* [TASK GOAL] Using the data below, return all lines in which "title" appears.

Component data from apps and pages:

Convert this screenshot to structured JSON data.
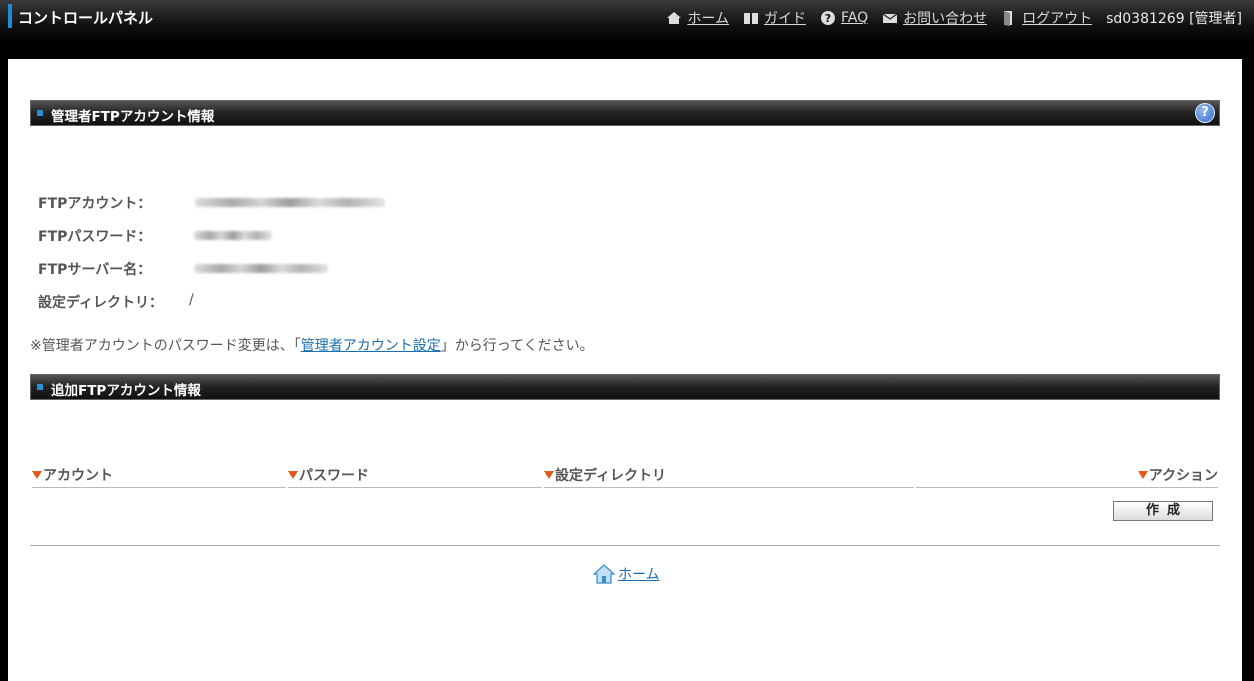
{
  "app": {
    "title": "コントロールパネル"
  },
  "nav": {
    "home": "ホーム",
    "guide": "ガイド",
    "faq": "FAQ",
    "contact": "お問い合わせ",
    "logout": "ログアウト",
    "user": "sd0381269 [管理者]"
  },
  "admin_section": {
    "title": "管理者FTPアカウント情報",
    "help": "?",
    "rows": [
      {
        "label": "FTPアカウント："
      },
      {
        "label": "FTPパスワード："
      },
      {
        "label": "FTPサーバー名："
      },
      {
        "label": "設定ディレクトリ：",
        "value": "/"
      }
    ],
    "note_prefix": "※管理者アカウントのパスワード変更は、「",
    "note_link": "管理者アカウント設定",
    "note_suffix": "」から行ってください。"
  },
  "additional_section": {
    "title": "追加FTPアカウント情報",
    "columns": [
      "アカウント",
      "パスワード",
      "設定ディレクトリ",
      "アクション"
    ],
    "create_button": "作成"
  },
  "footer": {
    "home_link": "ホーム"
  },
  "colors": {
    "accent": "#1e8bd8",
    "sort_arrow": "#e25a14",
    "link": "#1a6fb0"
  }
}
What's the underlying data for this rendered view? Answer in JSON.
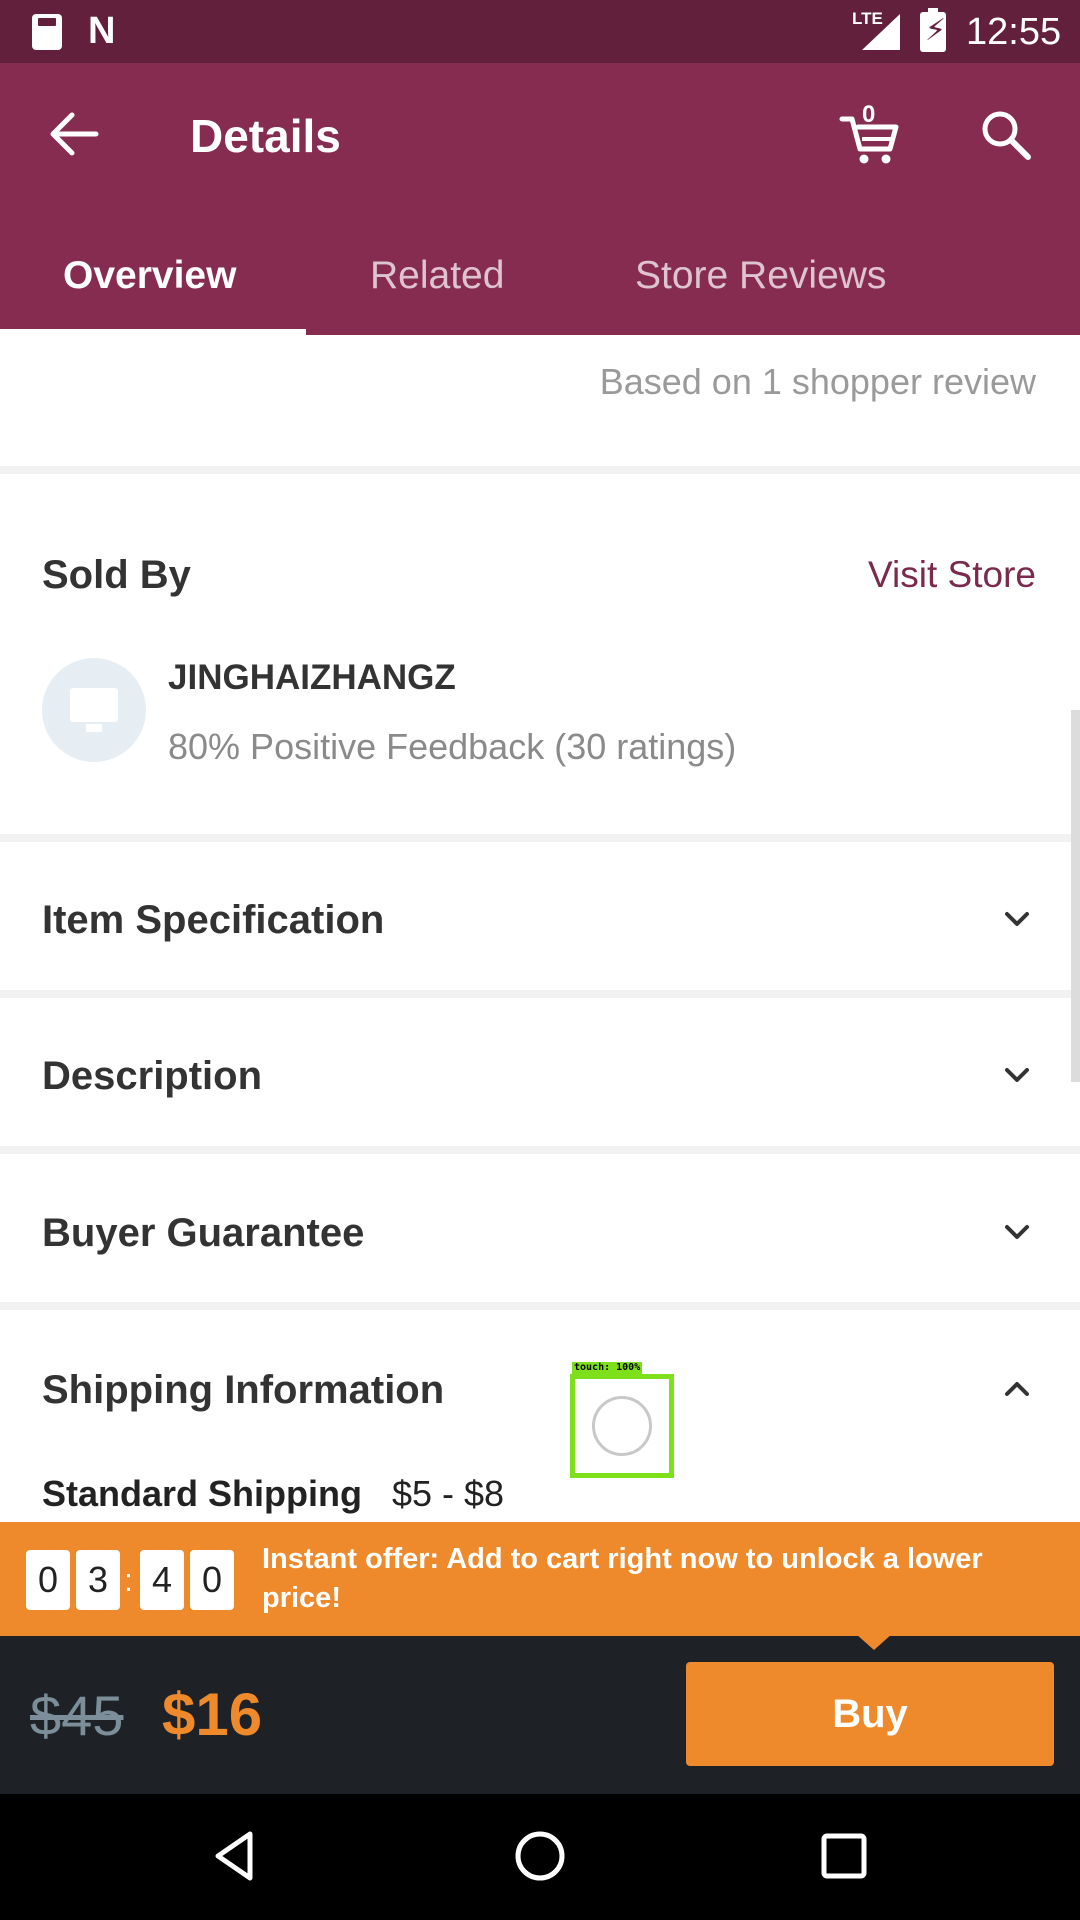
{
  "status_bar": {
    "network": "LTE",
    "time": "12:55",
    "icons": [
      "sd-card-icon",
      "n-notification-icon",
      "signal-icon",
      "battery-charging-icon"
    ]
  },
  "header": {
    "title": "Details",
    "cart_count": "0",
    "icons": [
      "back-arrow-icon",
      "cart-icon",
      "search-icon"
    ]
  },
  "tabs": [
    {
      "label": "Overview",
      "active": true
    },
    {
      "label": "Related",
      "active": false
    },
    {
      "label": "Store Reviews",
      "active": false
    }
  ],
  "reviews": {
    "summary": "Based on 1 shopper review"
  },
  "seller": {
    "heading": "Sold By",
    "visit_store": "Visit Store",
    "name": "JINGHAIZHANGZ",
    "feedback": "80% Positive Feedback (30 ratings)"
  },
  "sections": [
    {
      "label": "Item Specification",
      "expanded": false
    },
    {
      "label": "Description",
      "expanded": false
    },
    {
      "label": "Buyer Guarantee",
      "expanded": false
    },
    {
      "label": "Shipping Information",
      "expanded": true
    }
  ],
  "shipping": {
    "method": "Standard Shipping",
    "price": "$5 - $8"
  },
  "touch_indicator": {
    "label": "touch: 100%"
  },
  "offer": {
    "timer_digits": [
      "0",
      "3",
      "4",
      "0"
    ],
    "separator": ":",
    "text": "Instant offer: Add to cart right now to unlock a lower price!",
    "color": "#ee8a2b"
  },
  "purchase": {
    "original_price": "$45",
    "price": "$16",
    "buy_label": "Buy"
  },
  "colors": {
    "status_bar": "#62203c",
    "app_bar": "#872c51",
    "accent_link": "#7a2a4c",
    "buy_bar": "#1e2226"
  }
}
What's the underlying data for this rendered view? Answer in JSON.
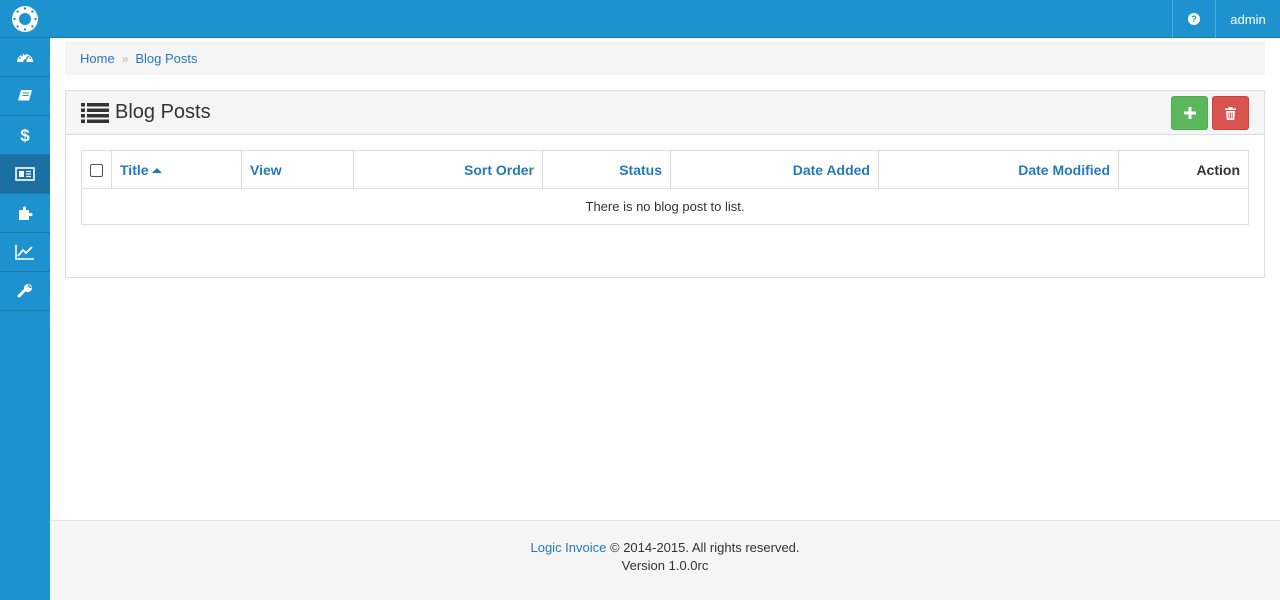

* [OUTPUT]
    "title": "コントロールパネル"
    "title": "管理者FTPアカウント情報",
    "title": "追加FTPアカウント情報",
    "title": "Details",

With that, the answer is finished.